While it is pretty clear that a hospital needs professional engineering around heating, cooling, electrical distribution and piping, there is sometimes some dithering about whether technology design can be kept internal or handled by an amalgam of infrastructure staff and a trusted wiring contractor. In the meantime, the architects need to keep the entire project moving ahead on schedule and moving toward construction documents. The cost to the facility of delaying construction even by one day can be quite heavy - as much as $1Million per day on very large hospital projects. This creates a pressure to have technology spaces like network distribution rooms, wire tray routes, and workstation jacks defined on the blueprints even if the IT Department has not yet weighed in with their needs. This can lead to costly change orders or a technology design that poorly fits your needs.

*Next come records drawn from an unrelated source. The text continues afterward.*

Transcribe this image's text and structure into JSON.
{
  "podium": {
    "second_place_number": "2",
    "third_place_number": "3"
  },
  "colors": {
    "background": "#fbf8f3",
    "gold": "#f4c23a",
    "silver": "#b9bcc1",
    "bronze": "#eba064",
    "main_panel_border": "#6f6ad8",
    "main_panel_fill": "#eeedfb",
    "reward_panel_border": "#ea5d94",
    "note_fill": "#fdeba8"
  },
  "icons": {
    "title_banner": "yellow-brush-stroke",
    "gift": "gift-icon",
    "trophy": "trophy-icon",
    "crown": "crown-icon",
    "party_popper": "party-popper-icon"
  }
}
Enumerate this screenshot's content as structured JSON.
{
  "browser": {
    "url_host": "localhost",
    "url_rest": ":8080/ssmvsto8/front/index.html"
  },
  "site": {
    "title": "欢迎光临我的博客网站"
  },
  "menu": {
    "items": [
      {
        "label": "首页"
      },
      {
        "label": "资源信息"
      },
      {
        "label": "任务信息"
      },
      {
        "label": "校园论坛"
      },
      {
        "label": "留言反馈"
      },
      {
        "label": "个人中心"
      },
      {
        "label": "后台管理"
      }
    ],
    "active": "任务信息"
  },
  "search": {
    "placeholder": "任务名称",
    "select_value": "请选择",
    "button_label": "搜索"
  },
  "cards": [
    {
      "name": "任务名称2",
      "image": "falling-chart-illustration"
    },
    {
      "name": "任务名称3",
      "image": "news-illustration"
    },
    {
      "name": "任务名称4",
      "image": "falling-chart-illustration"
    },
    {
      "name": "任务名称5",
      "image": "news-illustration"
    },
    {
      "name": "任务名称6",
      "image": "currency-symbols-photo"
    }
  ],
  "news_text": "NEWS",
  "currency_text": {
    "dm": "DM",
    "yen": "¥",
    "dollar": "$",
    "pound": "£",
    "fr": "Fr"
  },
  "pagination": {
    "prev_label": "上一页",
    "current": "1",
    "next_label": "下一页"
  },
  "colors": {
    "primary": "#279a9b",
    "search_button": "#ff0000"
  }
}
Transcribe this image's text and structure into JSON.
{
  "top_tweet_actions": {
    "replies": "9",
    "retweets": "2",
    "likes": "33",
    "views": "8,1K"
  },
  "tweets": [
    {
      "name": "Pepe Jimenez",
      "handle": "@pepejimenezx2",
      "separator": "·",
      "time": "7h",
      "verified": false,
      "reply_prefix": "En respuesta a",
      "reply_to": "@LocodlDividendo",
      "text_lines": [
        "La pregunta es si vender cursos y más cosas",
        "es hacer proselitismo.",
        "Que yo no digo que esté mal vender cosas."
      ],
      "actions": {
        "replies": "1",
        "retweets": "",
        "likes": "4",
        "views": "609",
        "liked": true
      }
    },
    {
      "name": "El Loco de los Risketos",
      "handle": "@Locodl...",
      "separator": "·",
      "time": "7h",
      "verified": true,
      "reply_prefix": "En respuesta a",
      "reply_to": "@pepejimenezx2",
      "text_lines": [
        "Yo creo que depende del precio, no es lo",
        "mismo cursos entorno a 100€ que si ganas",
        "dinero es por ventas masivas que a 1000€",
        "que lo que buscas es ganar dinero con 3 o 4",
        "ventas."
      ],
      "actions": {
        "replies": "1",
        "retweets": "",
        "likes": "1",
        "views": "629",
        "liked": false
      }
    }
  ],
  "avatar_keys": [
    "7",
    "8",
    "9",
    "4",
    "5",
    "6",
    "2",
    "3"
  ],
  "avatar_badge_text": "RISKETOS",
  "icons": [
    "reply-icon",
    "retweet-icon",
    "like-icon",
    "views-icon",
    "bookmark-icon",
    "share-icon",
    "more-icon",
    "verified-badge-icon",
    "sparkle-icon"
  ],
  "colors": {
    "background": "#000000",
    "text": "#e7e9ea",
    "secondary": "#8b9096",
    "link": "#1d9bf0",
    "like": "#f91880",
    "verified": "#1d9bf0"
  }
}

My advice to CIO's and IT Directors is to get engaged as early as possible. Well defined networking and communication system specifications are a great to have for early preparation and jump start the technology design for the new facility. Understand the time requirements that will be involved in the planning process, between your organization and the engineering team there will be multiple FTE involved at certain points in the process to specify all of the requirements for the technology and communication systems to be installed, determine needs for cooling and electrical distribution, and get these properly designed for both vertical stacking and horizontal distribution in construction design documents.

Beyond design, there is significant work in technology system ion, procurement, project management of the installation and activation. This will require manpower as well to be dedicated to getting this accomplished on time and on budget.

So engage early with your hospital's planning team, ask to get actively involved in helping to the technology design firm that your hospital will use in the construction. Make sure the folks you involve understand current healthcare technology requirements and are well versed on the dozens of systems that will need to be installed, and understand the types of things mentioned in the story such as integration of VoIP and nurse call, environmental requirements for data centers and distribution rooms, and wireless network arrangements that will support such disparate things as wireless VoIP, RFID tracking, bedside WOWs or PDAs.